There are occasions when I prefer to house WordPress in its own subdirectory, such as when I’m using it as the core CMS but building auxiliary functionality alongside it with something like CakePHP.
Note: If you’re planning on using version control with your project, I’ve outlined a slightly different method for installing WordPress in a subdirectory that includes setting up a repository as well as relocating and manually adjusting the essential config files.
If version control’s not your thing, here’s how to do it (with a hat-tip to WordPress’s own tutorial):
- Download the most recent version of WordPress and install it in the root level of the project directory, completing the installation via browser window. For the purposes of these instructions, let’s assume the project directory is named
new_projectand the site URL is
- If you’re planning on using “pretty” permalinks (and why wouldn’t you?) create a file named
.htaccessin the root level of the project directory (as simple as
touch .htaccessfrom the commandline) then chmod so WordPress can write to it. Depending on your server setup this is usually
666. It’s okay to leave the file itself blank; there’s a reason why we’re giving WordPress write permissions.
- Log into the admin backend of the new WordPress installation and click
Settings > Permalinksin the left navigation. Configure your permalinks structure then save changes. The message we’re looking for is
Permalink structure updated. If you see
You should update your .htaccess nowthe file permissions aren’t permissive enough. If you run into problems consult the WordPress guide to changing file permissions.
- Once WordPress has successfully updated your
Settings > Generalin the left navigation. Append the URL in the WordPress Address (URL) field with the subdirectory name. In our example,
http://new_project.com/cms. Confirm the URL in the Site Address (URL) field remains unchanged (
http://new_project.comin our example).
- Buckle up and save changes. There are going to be error messages and your brand new site will complete disappear but fear not — everything will be okay in a moment.
- Within the project directory create a new subdirectory for WordPress. Let’s name it
cms (or, more accurately,
- Move all the WordPress core files from the root level of the project directory into this new subdirectory. Remember to include all the invisible files (like
.htaccessback to the root level. Don’t move these files; we need a copy of both in both the project directory and the WordPress subdirectory.
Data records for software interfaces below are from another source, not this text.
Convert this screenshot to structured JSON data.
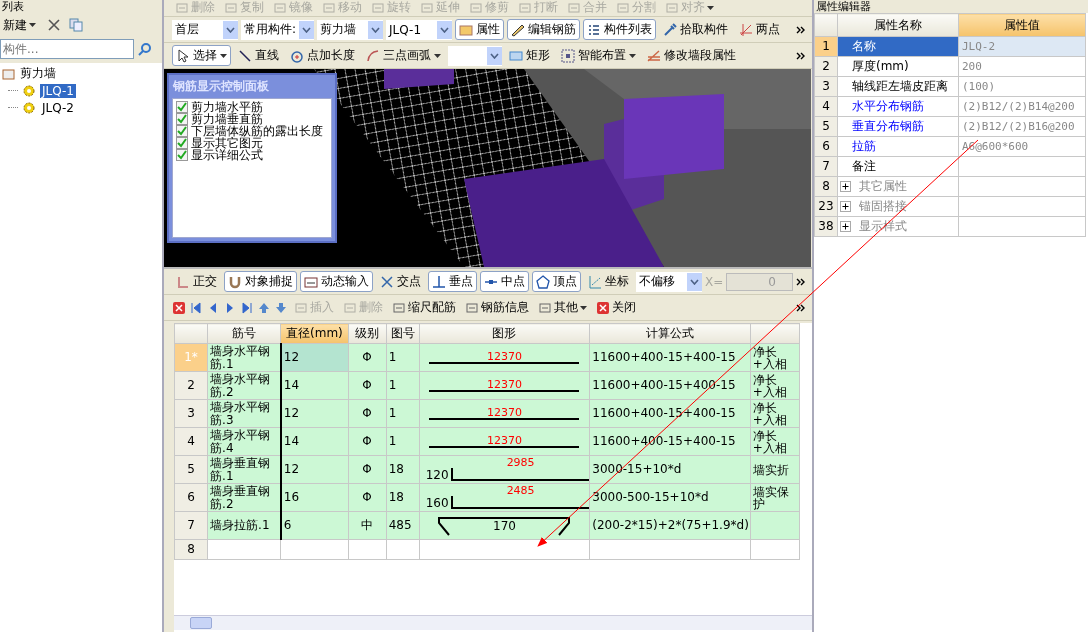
{
  "left_panel": {
    "title": "列表",
    "new_label": "新建",
    "search": {
      "placeholder": "构件..."
    },
    "tree": [
      {
        "label": "剪力墙",
        "children": [
          {
            "label": "JLQ-1",
            "selected": true
          },
          {
            "label": "JLQ-2",
            "selected": false
          }
        ]
      }
    ]
  },
  "edit_toolbar": [
    {
      "label": "删除",
      "disabled": true,
      "dropdown": false
    },
    {
      "label": "复制",
      "disabled": true,
      "dropdown": false
    },
    {
      "label": "镜像",
      "disabled": true,
      "dropdown": false
    },
    {
      "label": "移动",
      "disabled": true,
      "dropdown": false
    },
    {
      "label": "旋转",
      "disabled": true,
      "dropdown": false
    },
    {
      "label": "延伸",
      "disabled": true,
      "dropdown": false
    },
    {
      "label": "修剪",
      "disabled": true,
      "dropdown": false
    },
    {
      "label": "打断",
      "disabled": true,
      "dropdown": false
    },
    {
      "label": "合并",
      "disabled": true,
      "dropdown": false
    },
    {
      "label": "分割",
      "disabled": true,
      "dropdown": false
    },
    {
      "label": "对齐",
      "disabled": true,
      "dropdown": true
    }
  ],
  "selector_bar": {
    "dropdowns": [
      "首层",
      "常用构件:",
      "剪力墙",
      "JLQ-1"
    ],
    "buttons": [
      {
        "label": "属性",
        "pressed": true
      },
      {
        "label": "编辑钢筋",
        "pressed": true
      },
      {
        "label": "构件列表",
        "pressed": true
      },
      {
        "label": "拾取构件",
        "pressed": false
      },
      {
        "label": "两点",
        "pressed": false
      }
    ]
  },
  "draw_bar": [
    {
      "kind": "button",
      "label": "选择",
      "pressed": true,
      "dropdown": true
    },
    {
      "kind": "button",
      "label": "直线",
      "pressed": false,
      "dropdown": false
    },
    {
      "kind": "button",
      "label": "点加长度",
      "pressed": false,
      "dropdown": false
    },
    {
      "kind": "button",
      "label": "三点画弧",
      "pressed": false,
      "dropdown": true
    },
    {
      "kind": "combo"
    },
    {
      "kind": "button",
      "label": "矩形",
      "pressed": false,
      "dropdown": false
    },
    {
      "kind": "button",
      "label": "智能布置",
      "pressed": false,
      "dropdown": true
    },
    {
      "kind": "button",
      "label": "修改墙段属性",
      "pressed": false,
      "dropdown": false
    }
  ],
  "rebar_panel": {
    "title": "钢筋显示控制面板",
    "options": [
      {
        "label": "剪力墙水平筋",
        "checked": true
      },
      {
        "label": "剪力墙垂直筋",
        "checked": true
      },
      {
        "label": "下层墙体纵筋的露出长度",
        "checked": true
      },
      {
        "label": "显示其它图元",
        "checked": true
      },
      {
        "label": "显示详细公式",
        "checked": true
      }
    ]
  },
  "snap_bar": {
    "items": [
      {
        "label": "正交",
        "pressed": false
      },
      {
        "label": "对象捕捉",
        "pressed": true
      },
      {
        "label": "动态输入",
        "pressed": true
      },
      {
        "label": "交点",
        "pressed": false
      },
      {
        "label": "垂点",
        "pressed": true
      },
      {
        "label": "中点",
        "pressed": true
      },
      {
        "label": "顶点",
        "pressed": true
      },
      {
        "label": "坐标",
        "pressed": false
      }
    ],
    "offset": "不偏移",
    "x_label": "X=",
    "x_value": "0"
  },
  "table_bar": [
    {
      "label": "插入",
      "disabled": true,
      "dropdown": false
    },
    {
      "label": "删除",
      "disabled": true,
      "dropdown": false
    },
    {
      "label": "缩尺配筋",
      "disabled": false,
      "dropdown": false
    },
    {
      "label": "钢筋信息",
      "disabled": false,
      "dropdown": false
    },
    {
      "label": "其他",
      "disabled": false,
      "dropdown": true
    },
    {
      "label": "关闭",
      "disabled": false,
      "dropdown": false
    }
  ],
  "rebar_table": {
    "columns": [
      {
        "label": "筋号",
        "selected": false
      },
      {
        "label": "直径(mm)",
        "selected": true
      },
      {
        "label": "级别",
        "selected": false
      },
      {
        "label": "图号",
        "selected": false
      },
      {
        "label": "图形",
        "selected": false
      },
      {
        "label": "计算公式",
        "selected": false
      }
    ],
    "rows": [
      {
        "index": "1*",
        "selected": true,
        "name": "墙身水平钢筋.1",
        "diameter": "12",
        "grade": "Φ",
        "shape_no": "1",
        "shape": {
          "kind": "straight",
          "length": "12370"
        },
        "formula": "11600+400-15+400-15",
        "column_8": "净长+入相"
      },
      {
        "index": "2",
        "selected": false,
        "name": "墙身水平钢筋.2",
        "diameter": "14",
        "grade": "Φ",
        "shape_no": "1",
        "shape": {
          "kind": "straight",
          "length": "12370"
        },
        "formula": "11600+400-15+400-15",
        "column_8": "净长+入相"
      },
      {
        "index": "3",
        "selected": false,
        "name": "墙身水平钢筋.3",
        "diameter": "12",
        "grade": "Φ",
        "shape_no": "1",
        "shape": {
          "kind": "straight",
          "length": "12370"
        },
        "formula": "11600+400-15+400-15",
        "column_8": "净长+入相"
      },
      {
        "index": "4",
        "selected": false,
        "name": "墙身水平钢筋.4",
        "diameter": "14",
        "grade": "Φ",
        "shape_no": "1",
        "shape": {
          "kind": "straight",
          "length": "12370"
        },
        "formula": "11600+400-15+400-15",
        "column_8": "净长+入相"
      },
      {
        "index": "5",
        "selected": false,
        "name": "墙身垂直钢筋.1",
        "diameter": "12",
        "grade": "Φ",
        "shape_no": "18",
        "shape": {
          "kind": "bent",
          "length": "2985",
          "leg": "120"
        },
        "formula": "3000-15+10*d",
        "column_8": "墙实折"
      },
      {
        "index": "6",
        "selected": false,
        "name": "墙身垂直钢筋.2",
        "diameter": "16",
        "grade": "Φ",
        "shape_no": "18",
        "shape": {
          "kind": "bent",
          "length": "2485",
          "leg": "160"
        },
        "formula": "3000-500-15+10*d",
        "column_8": "墙实保护"
      },
      {
        "index": "7",
        "selected": false,
        "name": "墙身拉筋.1",
        "diameter": "6",
        "grade": "中",
        "shape_no": "485",
        "shape": {
          "kind": "hook",
          "length": "170"
        },
        "formula": "(200-2*15)+2*(75+1.9*d)"
      },
      {
        "index": "8",
        "selected": false
      }
    ]
  },
  "properties": {
    "title": "属性编辑器",
    "columns": [
      "属性名称",
      "属性值"
    ],
    "rows": [
      {
        "index": "1",
        "kind": "plain",
        "name": "名称",
        "value": "JLQ-2",
        "selected": true
      },
      {
        "index": "2",
        "kind": "plain",
        "name": "厚度(mm)",
        "value": "200",
        "selected": false
      },
      {
        "index": "3",
        "kind": "plain",
        "name": "轴线距左墙皮距离",
        "value": "(100)",
        "selected": false
      },
      {
        "index": "4",
        "kind": "link",
        "name": "水平分布钢筋",
        "value": "(2)B12/(2)B14@200",
        "selected": false
      },
      {
        "index": "5",
        "kind": "link",
        "name": "垂直分布钢筋",
        "value": "(2)B12/(2)B16@200",
        "selected": false
      },
      {
        "index": "6",
        "kind": "link",
        "name": "拉筋",
        "value": "A6@600*600",
        "selected": false
      },
      {
        "index": "7",
        "kind": "plain",
        "name": "备注",
        "selected": false
      },
      {
        "index": "8",
        "kind": "group",
        "name": "其它属性",
        "selected": false
      },
      {
        "index": "23",
        "kind": "group",
        "name": "锚固搭接",
        "selected": false
      },
      {
        "index": "38",
        "kind": "group",
        "name": "显示样式",
        "selected": false
      }
    ]
  }
}
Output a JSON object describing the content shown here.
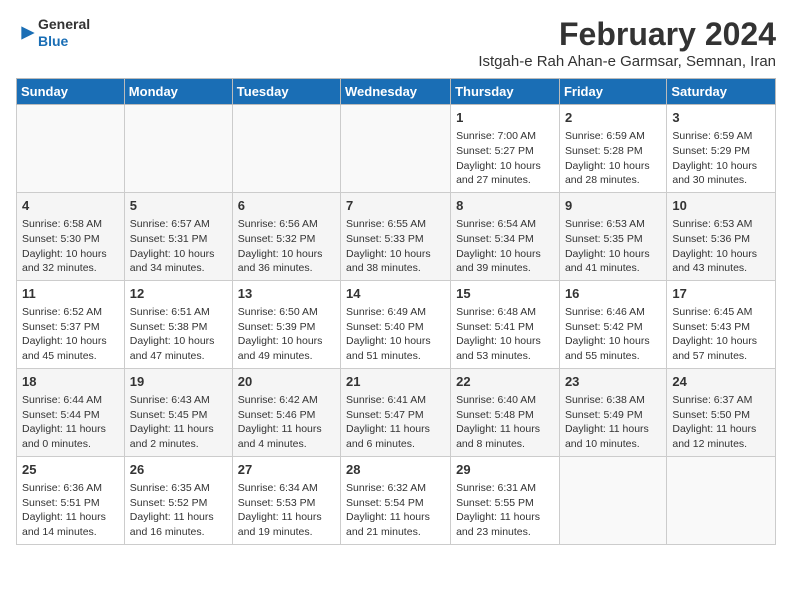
{
  "header": {
    "logo_line1": "General",
    "logo_line2": "Blue",
    "title": "February 2024",
    "subtitle": "Istgah-e Rah Ahan-e Garmsar, Semnan, Iran"
  },
  "weekdays": [
    "Sunday",
    "Monday",
    "Tuesday",
    "Wednesday",
    "Thursday",
    "Friday",
    "Saturday"
  ],
  "weeks": [
    [
      {
        "day": "",
        "info": ""
      },
      {
        "day": "",
        "info": ""
      },
      {
        "day": "",
        "info": ""
      },
      {
        "day": "",
        "info": ""
      },
      {
        "day": "1",
        "info": "Sunrise: 7:00 AM\nSunset: 5:27 PM\nDaylight: 10 hours\nand 27 minutes."
      },
      {
        "day": "2",
        "info": "Sunrise: 6:59 AM\nSunset: 5:28 PM\nDaylight: 10 hours\nand 28 minutes."
      },
      {
        "day": "3",
        "info": "Sunrise: 6:59 AM\nSunset: 5:29 PM\nDaylight: 10 hours\nand 30 minutes."
      }
    ],
    [
      {
        "day": "4",
        "info": "Sunrise: 6:58 AM\nSunset: 5:30 PM\nDaylight: 10 hours\nand 32 minutes."
      },
      {
        "day": "5",
        "info": "Sunrise: 6:57 AM\nSunset: 5:31 PM\nDaylight: 10 hours\nand 34 minutes."
      },
      {
        "day": "6",
        "info": "Sunrise: 6:56 AM\nSunset: 5:32 PM\nDaylight: 10 hours\nand 36 minutes."
      },
      {
        "day": "7",
        "info": "Sunrise: 6:55 AM\nSunset: 5:33 PM\nDaylight: 10 hours\nand 38 minutes."
      },
      {
        "day": "8",
        "info": "Sunrise: 6:54 AM\nSunset: 5:34 PM\nDaylight: 10 hours\nand 39 minutes."
      },
      {
        "day": "9",
        "info": "Sunrise: 6:53 AM\nSunset: 5:35 PM\nDaylight: 10 hours\nand 41 minutes."
      },
      {
        "day": "10",
        "info": "Sunrise: 6:53 AM\nSunset: 5:36 PM\nDaylight: 10 hours\nand 43 minutes."
      }
    ],
    [
      {
        "day": "11",
        "info": "Sunrise: 6:52 AM\nSunset: 5:37 PM\nDaylight: 10 hours\nand 45 minutes."
      },
      {
        "day": "12",
        "info": "Sunrise: 6:51 AM\nSunset: 5:38 PM\nDaylight: 10 hours\nand 47 minutes."
      },
      {
        "day": "13",
        "info": "Sunrise: 6:50 AM\nSunset: 5:39 PM\nDaylight: 10 hours\nand 49 minutes."
      },
      {
        "day": "14",
        "info": "Sunrise: 6:49 AM\nSunset: 5:40 PM\nDaylight: 10 hours\nand 51 minutes."
      },
      {
        "day": "15",
        "info": "Sunrise: 6:48 AM\nSunset: 5:41 PM\nDaylight: 10 hours\nand 53 minutes."
      },
      {
        "day": "16",
        "info": "Sunrise: 6:46 AM\nSunset: 5:42 PM\nDaylight: 10 hours\nand 55 minutes."
      },
      {
        "day": "17",
        "info": "Sunrise: 6:45 AM\nSunset: 5:43 PM\nDaylight: 10 hours\nand 57 minutes."
      }
    ],
    [
      {
        "day": "18",
        "info": "Sunrise: 6:44 AM\nSunset: 5:44 PM\nDaylight: 11 hours\nand 0 minutes."
      },
      {
        "day": "19",
        "info": "Sunrise: 6:43 AM\nSunset: 5:45 PM\nDaylight: 11 hours\nand 2 minutes."
      },
      {
        "day": "20",
        "info": "Sunrise: 6:42 AM\nSunset: 5:46 PM\nDaylight: 11 hours\nand 4 minutes."
      },
      {
        "day": "21",
        "info": "Sunrise: 6:41 AM\nSunset: 5:47 PM\nDaylight: 11 hours\nand 6 minutes."
      },
      {
        "day": "22",
        "info": "Sunrise: 6:40 AM\nSunset: 5:48 PM\nDaylight: 11 hours\nand 8 minutes."
      },
      {
        "day": "23",
        "info": "Sunrise: 6:38 AM\nSunset: 5:49 PM\nDaylight: 11 hours\nand 10 minutes."
      },
      {
        "day": "24",
        "info": "Sunrise: 6:37 AM\nSunset: 5:50 PM\nDaylight: 11 hours\nand 12 minutes."
      }
    ],
    [
      {
        "day": "25",
        "info": "Sunrise: 6:36 AM\nSunset: 5:51 PM\nDaylight: 11 hours\nand 14 minutes."
      },
      {
        "day": "26",
        "info": "Sunrise: 6:35 AM\nSunset: 5:52 PM\nDaylight: 11 hours\nand 16 minutes."
      },
      {
        "day": "27",
        "info": "Sunrise: 6:34 AM\nSunset: 5:53 PM\nDaylight: 11 hours\nand 19 minutes."
      },
      {
        "day": "28",
        "info": "Sunrise: 6:32 AM\nSunset: 5:54 PM\nDaylight: 11 hours\nand 21 minutes."
      },
      {
        "day": "29",
        "info": "Sunrise: 6:31 AM\nSunset: 5:55 PM\nDaylight: 11 hours\nand 23 minutes."
      },
      {
        "day": "",
        "info": ""
      },
      {
        "day": "",
        "info": ""
      }
    ]
  ]
}
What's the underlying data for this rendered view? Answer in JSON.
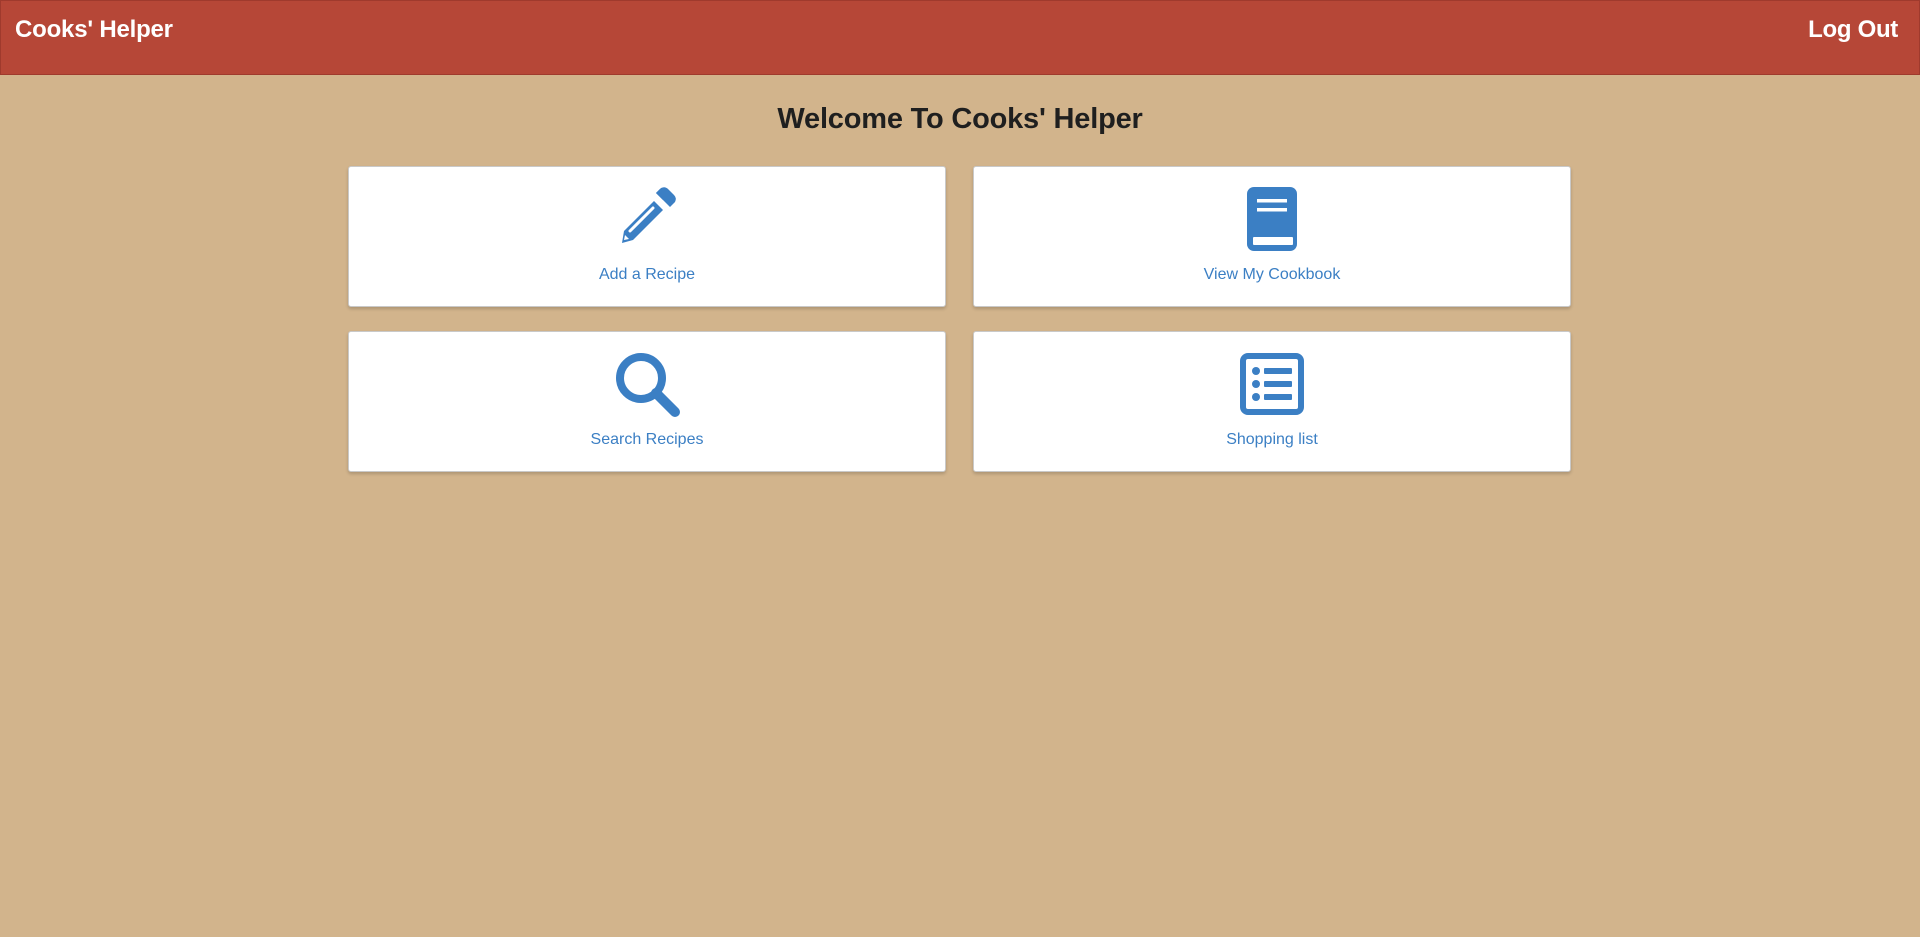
{
  "navbar": {
    "brand": "Cooks' Helper",
    "logout_label": "Log Out",
    "background_color": "#b64737"
  },
  "main": {
    "heading": "Welcome To Cooks' Helper",
    "tiles": [
      {
        "label": "Add a Recipe",
        "icon": "pencil-icon"
      },
      {
        "label": "View My Cookbook",
        "icon": "book-icon"
      },
      {
        "label": "Search Recipes",
        "icon": "search-icon"
      },
      {
        "label": "Shopping list",
        "icon": "list-icon"
      }
    ]
  },
  "colors": {
    "page_background": "#d2b48c",
    "accent": "#3b7fc4",
    "tile_background": "#ffffff"
  }
}
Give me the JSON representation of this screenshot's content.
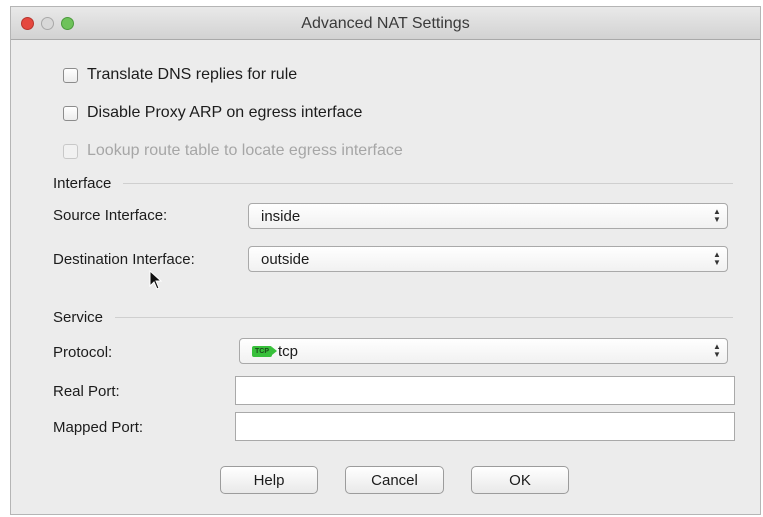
{
  "window": {
    "title": "Advanced NAT Settings"
  },
  "checkboxes": [
    {
      "label": "Translate DNS replies for rule",
      "checked": false,
      "enabled": true
    },
    {
      "label": "Disable Proxy ARP on egress interface",
      "checked": false,
      "enabled": true
    },
    {
      "label": "Lookup route table to locate egress interface",
      "checked": false,
      "enabled": false
    }
  ],
  "interface_section": {
    "heading": "Interface",
    "source_label": "Source Interface:",
    "source_value": "inside",
    "destination_label": "Destination Interface:",
    "destination_value": "outside"
  },
  "service_section": {
    "heading": "Service",
    "protocol_label": "Protocol:",
    "protocol_badge": "TCP",
    "protocol_value": "tcp",
    "real_port_label": "Real Port:",
    "real_port_value": "",
    "mapped_port_label": "Mapped Port:",
    "mapped_port_value": ""
  },
  "buttons": {
    "help": "Help",
    "cancel": "Cancel",
    "ok": "OK"
  },
  "icons": {
    "close": "close-dot-icon",
    "minimize": "minimize-dot-icon",
    "zoom": "zoom-dot-icon",
    "select_arrows": "updown-arrows-icon",
    "protocol": "tcp-protocol-icon",
    "cursor": "mouse-pointer-icon"
  },
  "colors": {
    "close": "#e5483f",
    "zoom": "#6ec25a",
    "tcp_badge": "#38c03b"
  }
}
- Open the root-level
index.phpfile in your favorite text editor and add the subdirectory to this line:
require( dirname( __FILE__ ) . '/wp-blog-header.php' );
Like so (for our example):
require( dirname( __FILE__ ) . '/cms/wp-blog-header.php' );
- Log into the admin backend. If everything is configured properly, the default admin login URL (
http://new_project.com/wp-login.phpin our example) should redirect properly to the subdirectory (
Settings > Permalinksand save changes so WordPress will update the
.htaccessfile as needed. If you get any message other than
Permalink structure updatedgo back to step #3 and adjust permissions on the root-level
.htaccessfile until you do.